WHAT IS EXPECTED – Among the entries below, how many lines hold the word "Smart"? Reply with the number only.
** Opening PROVIDED RECORDS block **
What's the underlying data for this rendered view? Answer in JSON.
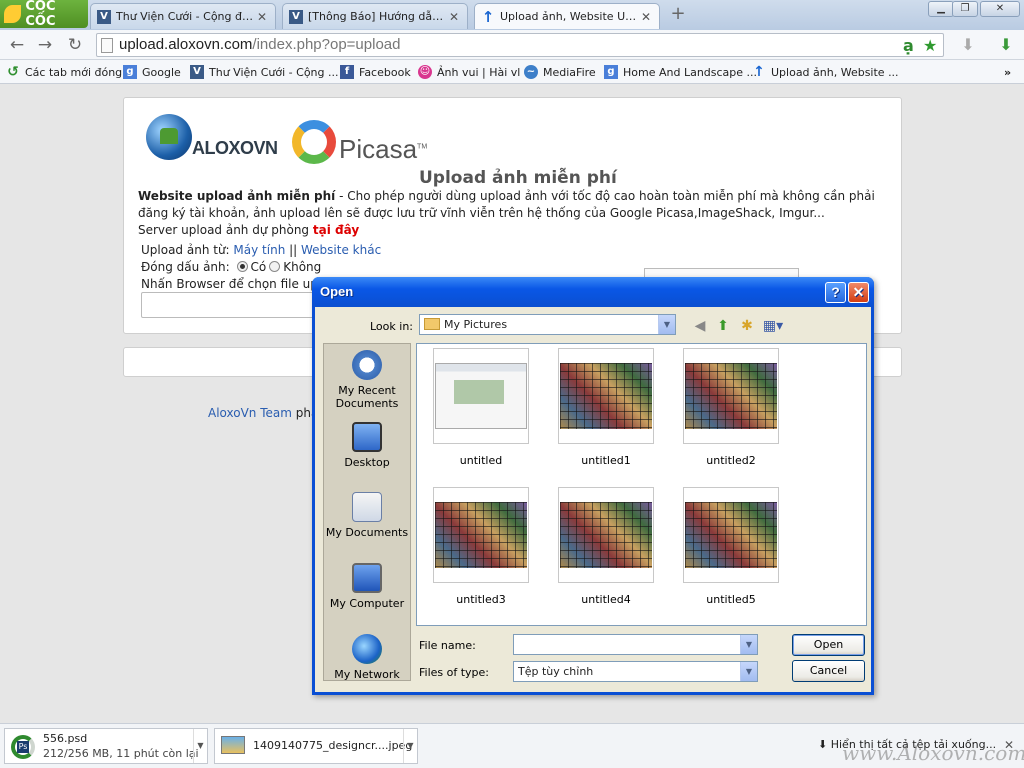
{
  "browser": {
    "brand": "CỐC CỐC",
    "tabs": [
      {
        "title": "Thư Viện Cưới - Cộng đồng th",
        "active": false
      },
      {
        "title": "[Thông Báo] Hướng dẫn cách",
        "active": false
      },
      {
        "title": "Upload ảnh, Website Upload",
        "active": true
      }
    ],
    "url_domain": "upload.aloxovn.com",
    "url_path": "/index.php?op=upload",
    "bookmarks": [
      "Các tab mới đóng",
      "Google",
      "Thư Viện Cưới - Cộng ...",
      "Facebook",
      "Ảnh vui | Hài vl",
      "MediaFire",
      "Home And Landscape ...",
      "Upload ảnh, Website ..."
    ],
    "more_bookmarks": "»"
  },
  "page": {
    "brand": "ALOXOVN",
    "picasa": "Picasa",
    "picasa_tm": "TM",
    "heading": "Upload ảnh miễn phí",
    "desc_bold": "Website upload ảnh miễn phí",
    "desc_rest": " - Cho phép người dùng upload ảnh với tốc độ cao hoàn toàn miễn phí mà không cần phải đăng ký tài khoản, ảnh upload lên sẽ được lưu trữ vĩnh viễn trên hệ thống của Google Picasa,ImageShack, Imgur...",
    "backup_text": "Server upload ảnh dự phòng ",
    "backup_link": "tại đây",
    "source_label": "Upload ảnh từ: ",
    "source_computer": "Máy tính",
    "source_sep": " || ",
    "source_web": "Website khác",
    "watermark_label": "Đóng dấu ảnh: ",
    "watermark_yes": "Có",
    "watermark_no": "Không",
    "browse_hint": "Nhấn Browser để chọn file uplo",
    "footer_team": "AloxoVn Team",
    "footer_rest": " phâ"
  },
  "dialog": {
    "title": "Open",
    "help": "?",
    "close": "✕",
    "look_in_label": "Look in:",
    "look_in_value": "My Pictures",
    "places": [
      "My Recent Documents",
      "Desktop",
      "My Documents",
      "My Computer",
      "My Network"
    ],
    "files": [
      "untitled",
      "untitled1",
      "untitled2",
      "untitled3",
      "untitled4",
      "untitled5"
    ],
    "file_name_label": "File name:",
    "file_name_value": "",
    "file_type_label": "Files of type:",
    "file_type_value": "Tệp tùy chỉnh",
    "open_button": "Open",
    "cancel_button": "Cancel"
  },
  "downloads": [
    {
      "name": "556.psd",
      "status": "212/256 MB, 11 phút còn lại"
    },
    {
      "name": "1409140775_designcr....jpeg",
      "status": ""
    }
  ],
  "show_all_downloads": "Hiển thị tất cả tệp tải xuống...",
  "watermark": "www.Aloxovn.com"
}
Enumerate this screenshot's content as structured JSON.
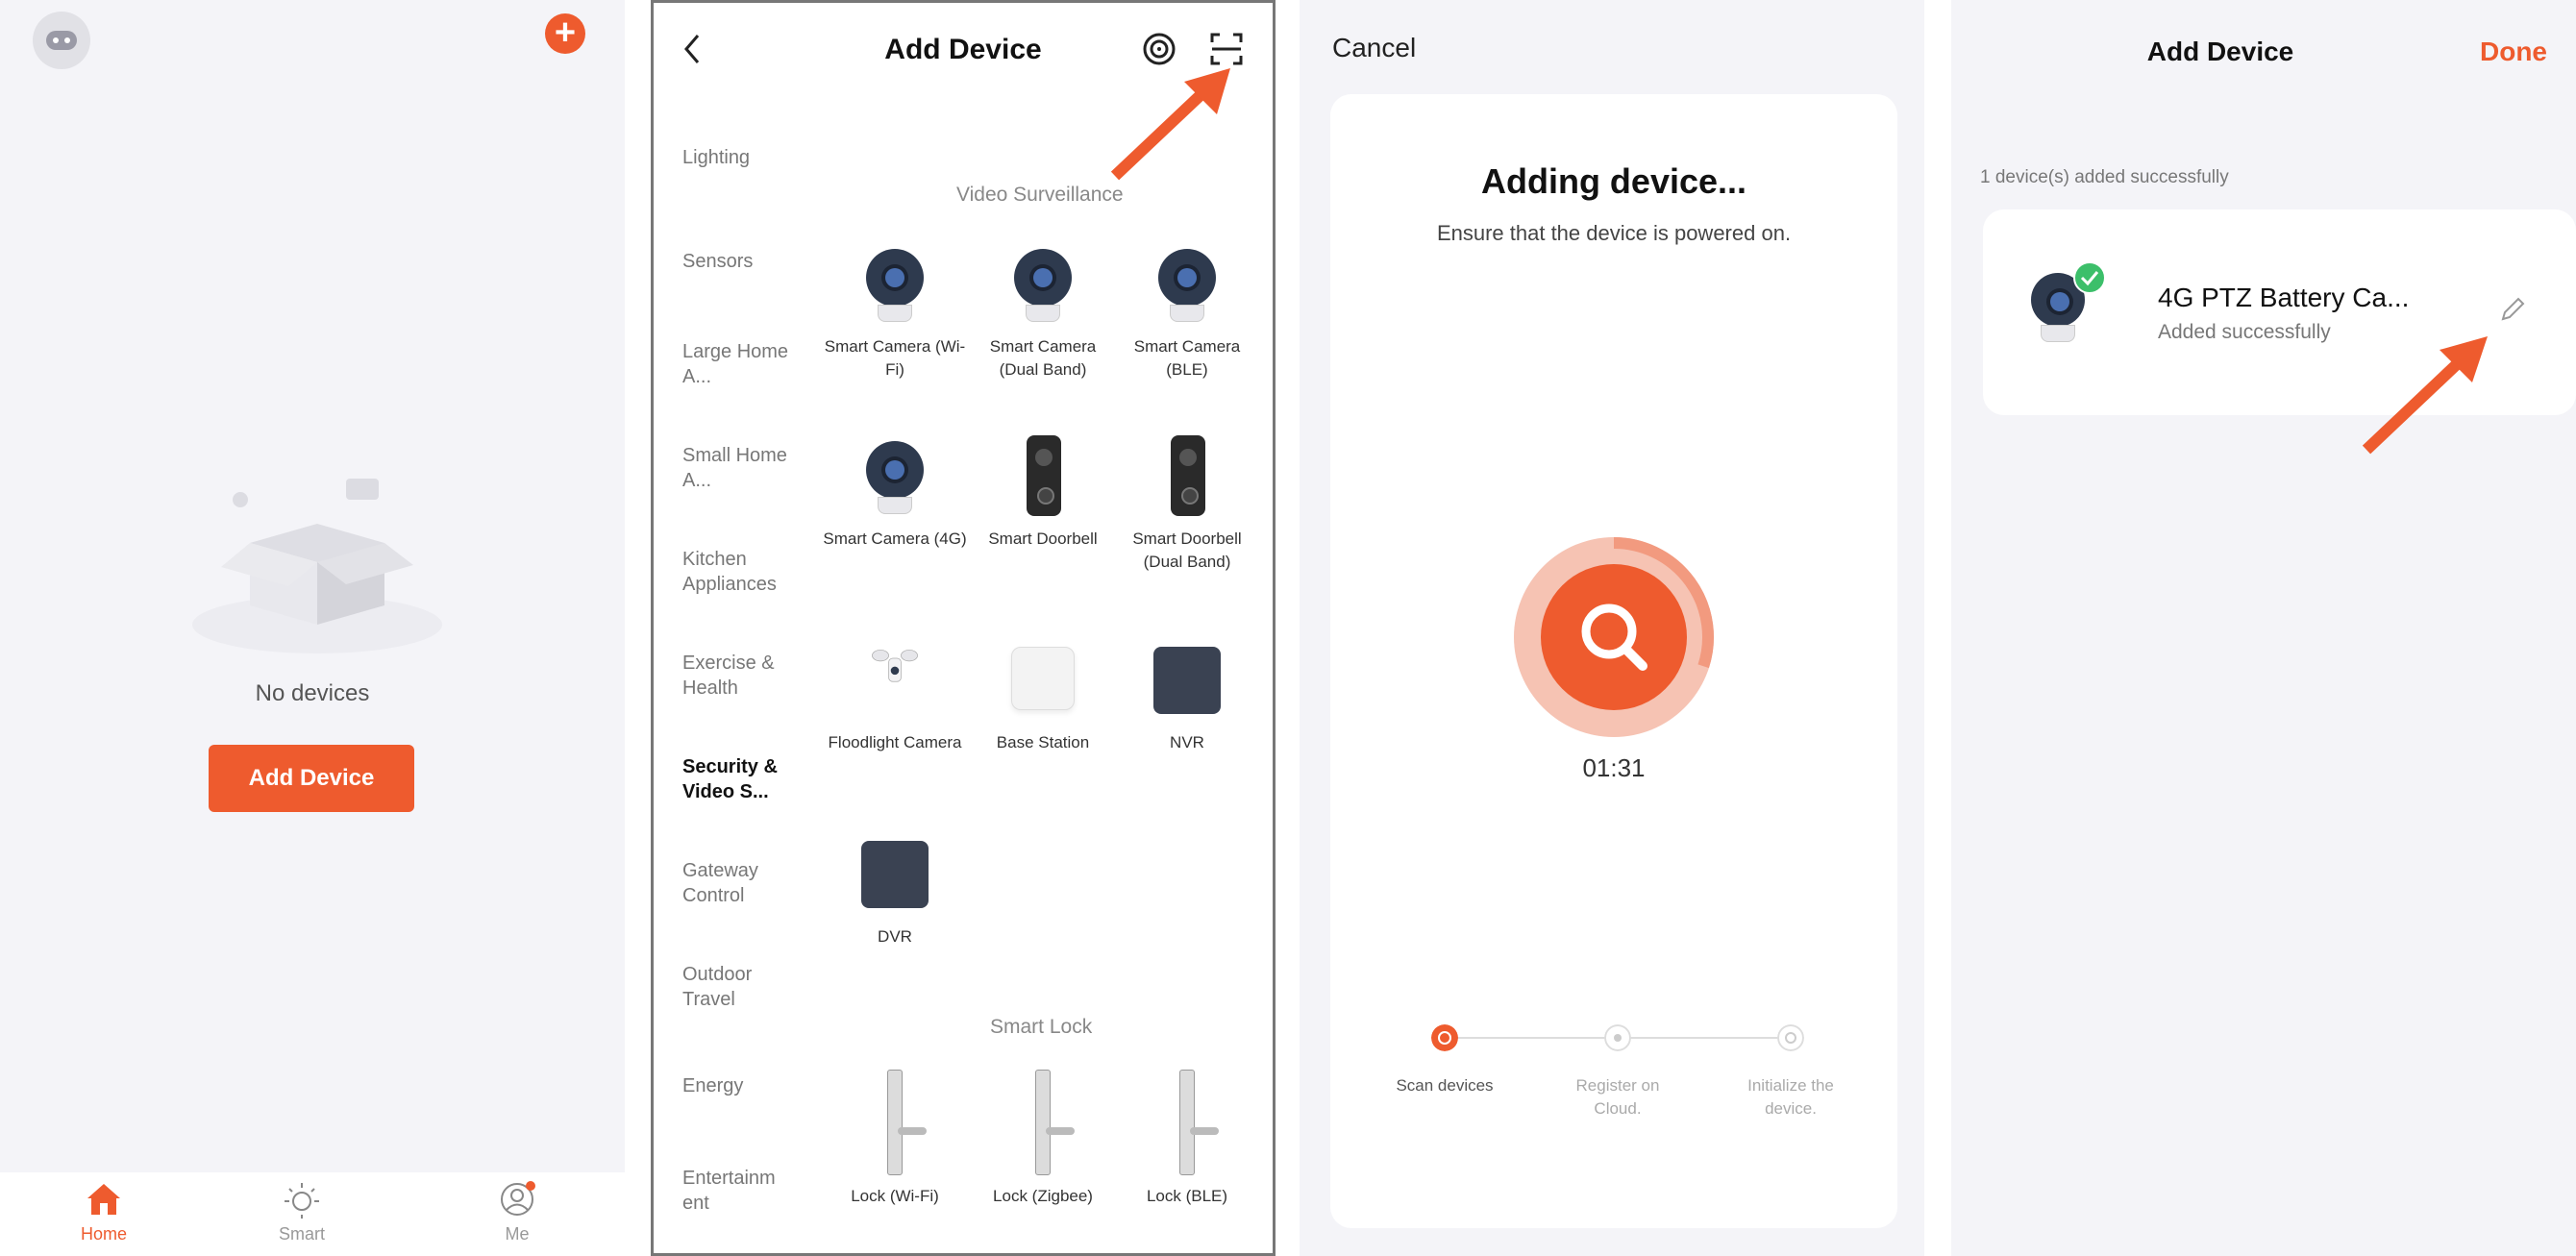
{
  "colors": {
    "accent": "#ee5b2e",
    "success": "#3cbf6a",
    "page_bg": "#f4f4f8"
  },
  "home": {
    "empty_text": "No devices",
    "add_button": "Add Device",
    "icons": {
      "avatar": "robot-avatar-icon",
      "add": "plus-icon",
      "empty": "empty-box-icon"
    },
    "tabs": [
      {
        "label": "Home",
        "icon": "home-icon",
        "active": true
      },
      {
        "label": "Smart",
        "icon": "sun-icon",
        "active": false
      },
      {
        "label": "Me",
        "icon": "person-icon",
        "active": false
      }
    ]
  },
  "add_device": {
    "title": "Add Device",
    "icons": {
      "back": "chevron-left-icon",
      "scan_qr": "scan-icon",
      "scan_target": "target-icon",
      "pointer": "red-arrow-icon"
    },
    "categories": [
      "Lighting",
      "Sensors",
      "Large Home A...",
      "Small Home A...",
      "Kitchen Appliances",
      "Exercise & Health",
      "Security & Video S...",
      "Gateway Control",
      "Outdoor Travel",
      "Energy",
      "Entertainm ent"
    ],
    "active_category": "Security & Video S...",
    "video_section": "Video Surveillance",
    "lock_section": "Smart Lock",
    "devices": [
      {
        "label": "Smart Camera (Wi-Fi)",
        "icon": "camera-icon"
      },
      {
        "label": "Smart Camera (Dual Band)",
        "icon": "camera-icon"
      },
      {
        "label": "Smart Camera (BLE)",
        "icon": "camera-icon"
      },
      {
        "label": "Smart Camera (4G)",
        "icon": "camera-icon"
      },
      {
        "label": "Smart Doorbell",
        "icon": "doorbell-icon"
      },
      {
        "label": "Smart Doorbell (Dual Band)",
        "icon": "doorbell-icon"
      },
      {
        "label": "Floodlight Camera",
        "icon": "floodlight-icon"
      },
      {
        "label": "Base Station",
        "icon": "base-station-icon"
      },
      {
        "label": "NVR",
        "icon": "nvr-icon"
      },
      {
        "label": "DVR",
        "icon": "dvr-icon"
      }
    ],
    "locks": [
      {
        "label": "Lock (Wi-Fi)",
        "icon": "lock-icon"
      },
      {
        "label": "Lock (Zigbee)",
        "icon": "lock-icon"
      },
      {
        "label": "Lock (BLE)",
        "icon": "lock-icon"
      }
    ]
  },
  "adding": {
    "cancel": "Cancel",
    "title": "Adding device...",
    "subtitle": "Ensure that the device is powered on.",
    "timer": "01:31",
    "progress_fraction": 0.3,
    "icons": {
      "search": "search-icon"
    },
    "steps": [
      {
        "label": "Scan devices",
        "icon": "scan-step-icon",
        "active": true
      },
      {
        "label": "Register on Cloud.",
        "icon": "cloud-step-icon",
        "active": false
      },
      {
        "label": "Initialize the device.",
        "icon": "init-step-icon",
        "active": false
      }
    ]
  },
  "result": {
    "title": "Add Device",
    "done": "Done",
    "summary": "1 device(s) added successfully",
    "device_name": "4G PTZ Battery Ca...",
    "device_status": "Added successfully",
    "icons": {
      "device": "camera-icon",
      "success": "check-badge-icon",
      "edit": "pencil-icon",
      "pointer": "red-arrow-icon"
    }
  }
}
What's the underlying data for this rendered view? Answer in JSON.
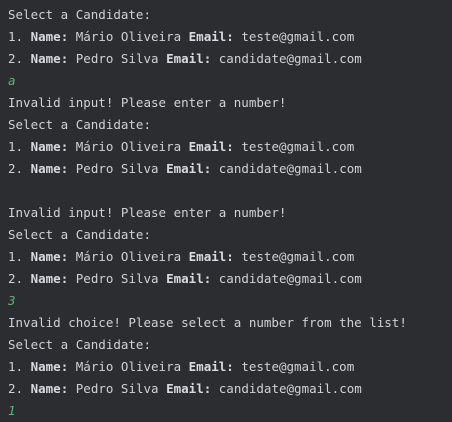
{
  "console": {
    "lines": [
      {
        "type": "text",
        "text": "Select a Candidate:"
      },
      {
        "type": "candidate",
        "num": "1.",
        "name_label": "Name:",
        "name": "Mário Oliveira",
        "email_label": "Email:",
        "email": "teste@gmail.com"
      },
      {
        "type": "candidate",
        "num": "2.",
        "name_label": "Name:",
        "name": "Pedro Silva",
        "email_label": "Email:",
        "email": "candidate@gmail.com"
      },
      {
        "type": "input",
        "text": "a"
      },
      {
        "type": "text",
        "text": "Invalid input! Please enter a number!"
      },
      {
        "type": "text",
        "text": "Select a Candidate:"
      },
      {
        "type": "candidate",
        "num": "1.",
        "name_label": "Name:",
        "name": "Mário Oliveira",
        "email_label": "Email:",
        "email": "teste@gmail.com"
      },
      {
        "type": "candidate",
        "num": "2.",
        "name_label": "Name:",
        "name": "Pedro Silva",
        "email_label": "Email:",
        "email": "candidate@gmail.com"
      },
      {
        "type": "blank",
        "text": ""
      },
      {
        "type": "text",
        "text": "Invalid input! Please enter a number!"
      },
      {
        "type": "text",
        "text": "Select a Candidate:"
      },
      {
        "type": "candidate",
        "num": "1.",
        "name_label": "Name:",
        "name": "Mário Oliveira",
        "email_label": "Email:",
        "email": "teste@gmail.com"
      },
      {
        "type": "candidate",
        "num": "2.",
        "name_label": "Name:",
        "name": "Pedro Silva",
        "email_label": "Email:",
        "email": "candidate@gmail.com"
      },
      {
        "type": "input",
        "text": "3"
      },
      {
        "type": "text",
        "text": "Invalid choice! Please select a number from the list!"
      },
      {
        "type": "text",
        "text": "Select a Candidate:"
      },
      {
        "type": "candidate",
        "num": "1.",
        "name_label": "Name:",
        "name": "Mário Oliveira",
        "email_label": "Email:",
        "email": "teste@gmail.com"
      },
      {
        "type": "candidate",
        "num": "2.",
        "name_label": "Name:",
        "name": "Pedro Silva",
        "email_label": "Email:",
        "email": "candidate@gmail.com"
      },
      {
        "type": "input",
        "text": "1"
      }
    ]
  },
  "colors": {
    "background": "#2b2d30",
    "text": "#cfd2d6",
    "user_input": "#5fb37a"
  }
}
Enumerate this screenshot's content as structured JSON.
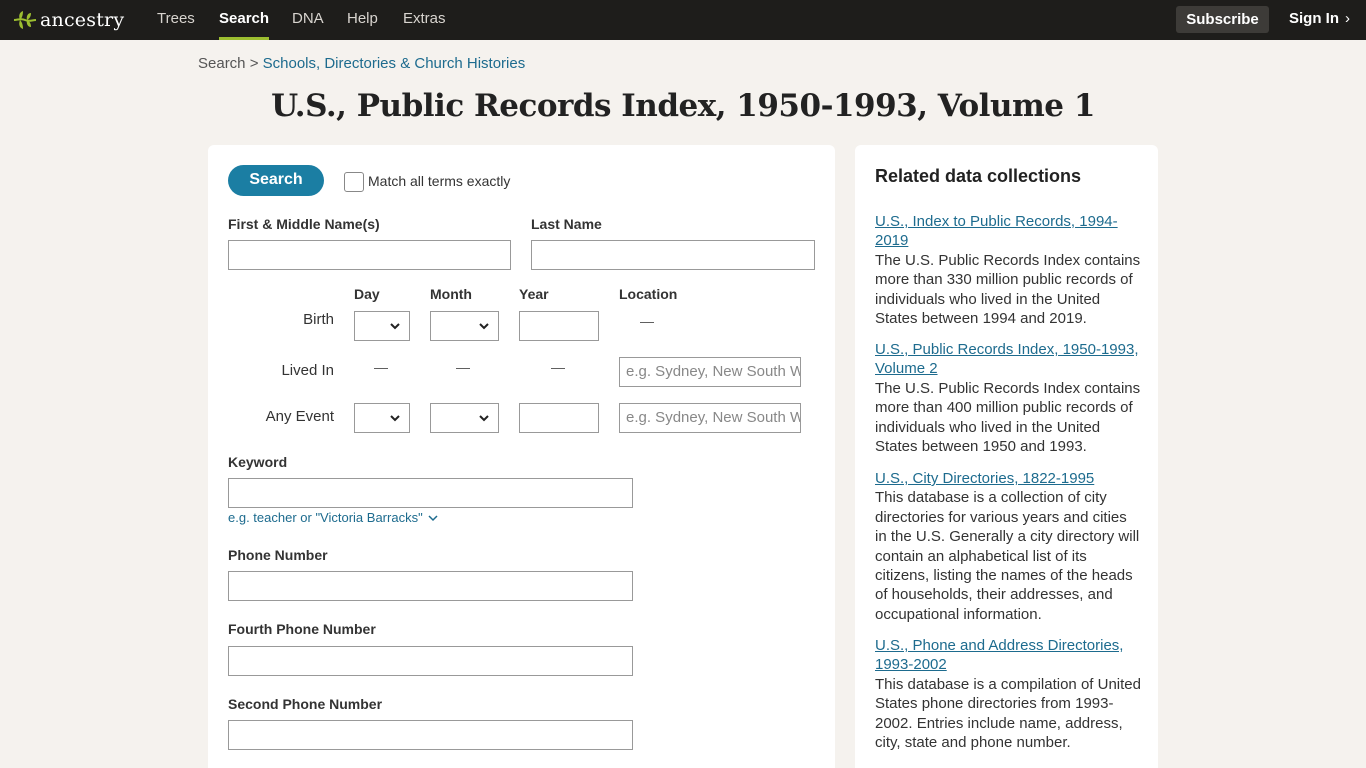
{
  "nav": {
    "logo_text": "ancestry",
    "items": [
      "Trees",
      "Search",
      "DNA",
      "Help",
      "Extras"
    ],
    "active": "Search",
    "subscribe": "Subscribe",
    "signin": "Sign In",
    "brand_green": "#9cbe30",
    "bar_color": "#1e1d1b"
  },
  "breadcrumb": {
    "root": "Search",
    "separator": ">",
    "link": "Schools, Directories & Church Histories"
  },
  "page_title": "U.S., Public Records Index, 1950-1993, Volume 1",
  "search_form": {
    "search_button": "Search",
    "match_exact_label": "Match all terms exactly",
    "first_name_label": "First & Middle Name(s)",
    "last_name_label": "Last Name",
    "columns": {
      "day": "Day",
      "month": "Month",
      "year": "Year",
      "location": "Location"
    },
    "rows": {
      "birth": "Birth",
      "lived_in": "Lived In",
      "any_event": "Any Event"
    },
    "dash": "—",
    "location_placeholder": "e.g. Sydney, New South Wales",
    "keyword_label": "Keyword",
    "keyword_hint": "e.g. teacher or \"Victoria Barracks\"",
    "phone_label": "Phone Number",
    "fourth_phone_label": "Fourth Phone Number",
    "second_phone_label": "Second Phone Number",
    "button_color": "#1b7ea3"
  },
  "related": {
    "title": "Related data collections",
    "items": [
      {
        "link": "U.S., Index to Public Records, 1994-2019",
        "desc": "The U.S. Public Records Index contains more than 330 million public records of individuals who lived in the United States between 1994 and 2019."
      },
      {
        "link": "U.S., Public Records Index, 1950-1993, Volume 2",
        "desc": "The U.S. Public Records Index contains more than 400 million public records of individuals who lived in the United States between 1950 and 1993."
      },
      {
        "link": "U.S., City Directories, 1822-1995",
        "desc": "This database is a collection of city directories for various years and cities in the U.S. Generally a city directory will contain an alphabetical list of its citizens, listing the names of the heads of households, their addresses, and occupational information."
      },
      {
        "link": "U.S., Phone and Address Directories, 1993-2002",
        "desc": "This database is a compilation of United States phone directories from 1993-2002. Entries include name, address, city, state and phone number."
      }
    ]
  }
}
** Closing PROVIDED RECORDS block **
YOUR RESPONSE – 8